“SOLWODI, is the acronym for Solidarity with Women in Distress” – says Sr. Margit Foster, a nun of German origin. “This organization was established in Mombasa (Kenya) in 1985, thanks to Sister Lea Ackermann who decided to create a place of hospitality/refuge, and professional training for women who were forced into prostitution. Over the years the project was expanded with the establishment of facilities also in Germany, Austria and Romania. There are currently twenty-three SOLWODI centres in Germany, which operate independently in different regions”.
“It all happened by chance”, continues Sr. Margit. “For much time, we had been thinking about doing something to help the poorest concretely. So, when on the occasion of a meeting, Sr. Ackermann proposed to establish SOLWODI in Berlin, we were enthusiastic and got started on the project in 2007. We, two Comboni Sisters, Sr. Beatrice Mariotti, of Italian origin, and I, started to operate in the centre, which was initially located on the outskirts of the city; we gave hospitality to African women and, at the same time, we began to create our own network of contacts. In 2013 we moved to the current location”.
“Most women who arrive at our SOLWODI centre come from Nigeria, Ghana, Kenya, Somalia and Eritrea. They are victims of human trafficking and the prostitution racket or refugees who have crossed the Sahara, the Mediterranean or southern Europe routes, experiencing violence and desperation.

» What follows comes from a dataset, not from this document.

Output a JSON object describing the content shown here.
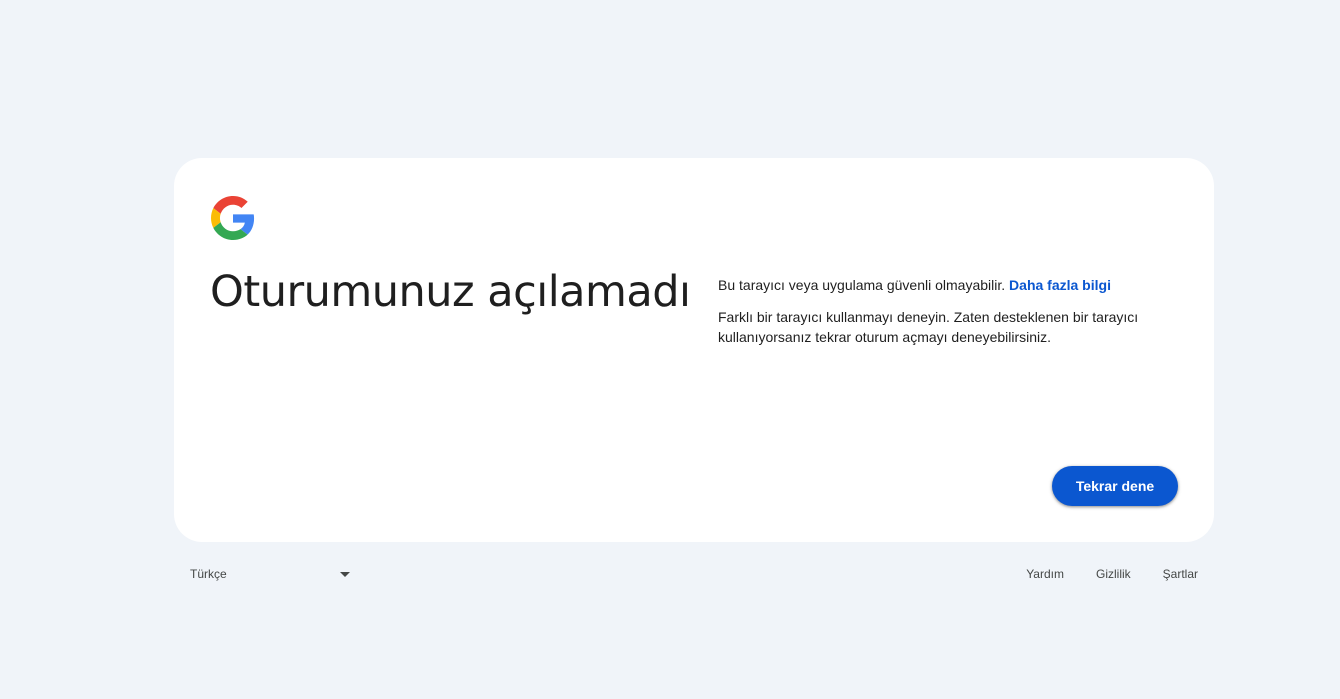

Every year about 200 people arrive at our centre”. “The first thing we do when women arrive at our centre, says Sr. Margit, is to evaluate what their priority needs are. Our task consists of finding an accommodation for these women, and helping them with the bureaucratic and legal procedures for requesting asylum and the regularization of their stay, in collaboration with the judicial authorities, in order to facilitate the investigations over the criminal organizations that control these women. But, most of all, we offer counselling, and psychological and social assistance in order to help these people to construct a new future”.
“The latter is the most complex phase – Sr. Margit underlines – since it is long, difficult and uncertain. These women, who have not seldom been sold to traffickers by their own families, may experience an ordinary relocation, due to the inability of their hosts to continue to give them hospitality, as a new ‘abandonment’, which reopens their wounds, that had just healed, and this creates deep repercussions”.

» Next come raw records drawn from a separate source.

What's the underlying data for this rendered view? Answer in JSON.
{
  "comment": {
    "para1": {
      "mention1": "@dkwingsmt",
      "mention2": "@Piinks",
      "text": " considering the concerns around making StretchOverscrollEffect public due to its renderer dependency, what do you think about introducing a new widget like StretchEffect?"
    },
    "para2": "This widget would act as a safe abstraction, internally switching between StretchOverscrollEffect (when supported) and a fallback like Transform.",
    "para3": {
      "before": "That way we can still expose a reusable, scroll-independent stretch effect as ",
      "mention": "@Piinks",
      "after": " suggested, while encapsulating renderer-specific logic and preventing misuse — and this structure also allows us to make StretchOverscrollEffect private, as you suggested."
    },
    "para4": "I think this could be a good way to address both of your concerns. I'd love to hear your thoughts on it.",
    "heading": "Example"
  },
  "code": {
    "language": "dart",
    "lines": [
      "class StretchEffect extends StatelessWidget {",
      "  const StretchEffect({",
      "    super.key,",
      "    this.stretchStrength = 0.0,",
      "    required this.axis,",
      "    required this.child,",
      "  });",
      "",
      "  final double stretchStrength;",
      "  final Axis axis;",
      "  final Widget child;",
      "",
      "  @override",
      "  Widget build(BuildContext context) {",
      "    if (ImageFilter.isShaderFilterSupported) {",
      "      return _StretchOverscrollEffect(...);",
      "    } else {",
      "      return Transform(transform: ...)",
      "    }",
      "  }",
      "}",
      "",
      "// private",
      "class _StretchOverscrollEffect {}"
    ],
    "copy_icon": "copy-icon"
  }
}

“Their psychological distress – continues Sr. Margit – is clearly shown when they have to tell their story to the authorities, who are in charge of examining asylum requests or who have to carry out investigations. They only mention the abandoning by their families, as if that was the only trauma they suffered, and the others which followed were not even worth mentioning. The paradox is that the authorities, instead, mainly take into consideration the tragic experiences these women had to go through after being abandoned by their families, the violence, the abuses, the threats they suffered match better with the legal criteria that regulate migration flows”.
Sr. Margit, however, can often see positive signals besides much suffering, when she meets the women who arrive at the centre. “Yes, I can see hope – confirms the missionary – understood as energy derived from these women’s confidence that the turning point is imminent. They also become aware of their skills, personal resources and their power once they are freed from the double yoke: the cultural and male chauvinist one and that of slave traders”. With reference to the religiosity of these women, Sr. Margit notices the different relationship they have with God compared to people in western countries. “To us, western people, religiosity is something primarily cognitive, while among them it becomes something concrete with an everyday connotation, as a guide in their everyday activities. God in Africa is alive. African women do not talk much about their experience of faith. They live it”.

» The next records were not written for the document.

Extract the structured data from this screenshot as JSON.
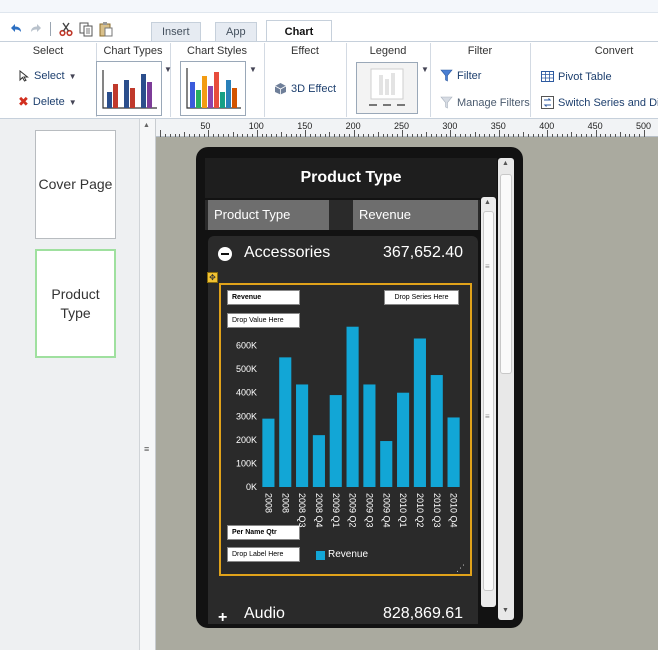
{
  "toolbar": {
    "tabs": [
      "Insert",
      "App",
      "Chart"
    ],
    "groups": {
      "select": "Select",
      "chart_types": "Chart Types",
      "chart_styles": "Chart Styles",
      "effect": "Effect",
      "legend": "Legend",
      "filter": "Filter",
      "convert": "Convert"
    },
    "select_label": "Select",
    "delete_label": "Delete",
    "effect_3d": "3D Effect",
    "filter_label": "Filter",
    "manage_filters": "Manage Filters",
    "pivot_table": "Pivot Table",
    "switch_series": "Switch Series and Dim"
  },
  "ruler": {
    "labels": [
      "50",
      "100",
      "150",
      "200",
      "250",
      "300",
      "350",
      "400",
      "450",
      "500"
    ]
  },
  "pages": [
    "Cover Page",
    "Product Type"
  ],
  "report": {
    "title": "Product Type",
    "columns": [
      "Product Type",
      "Revenue"
    ],
    "groups": [
      {
        "name": "Accessories",
        "value": "367,652.40"
      },
      {
        "name": "Audio",
        "value": "828,869.61"
      }
    ]
  },
  "chart_data": {
    "type": "bar",
    "ylabel": "Revenue",
    "categories": [
      "2008",
      "2008",
      "2008 Q3",
      "2008 Q4",
      "2009 Q1",
      "2009 Q2",
      "2009 Q3",
      "2009 Q4",
      "2010 Q1",
      "2010 Q2",
      "2010 Q3",
      "2010 Q4"
    ],
    "series": [
      {
        "name": "Revenue",
        "values": [
          290000,
          550000,
          435000,
          220000,
          390000,
          680000,
          435000,
          195000,
          400000,
          630000,
          475000,
          295000
        ]
      }
    ],
    "yticks": [
      "0K",
      "100K",
      "200K",
      "300K",
      "400K",
      "500K",
      "600K"
    ],
    "ylim": [
      0,
      700000
    ],
    "drop_zones": {
      "series": "Drop Series Here",
      "value": "Drop Value Here",
      "dimension": "Per Name Qtr",
      "label": "Drop Label Here"
    },
    "legend": "Revenue",
    "colors": {
      "bar": "#12a6d6",
      "frame": "#e0a21a",
      "background": "#2a2a2a"
    }
  }
}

Sr. Margit is convinced that it is extremely important to support these women’s strength and their ability to look far. “Some of the women we host and guide, express the desire to create projects in their home countries in order to develop woman’s role in their society of origin and prevent other women from becoming victims of traffickers. The first step to achieve this goal is to get access to education. We, missionaries at the SOLWODI centre are also committed to giving concrete support to those processes that can finally make these women protagonists of their own destiny, their history and change in Africa”. (J.L.)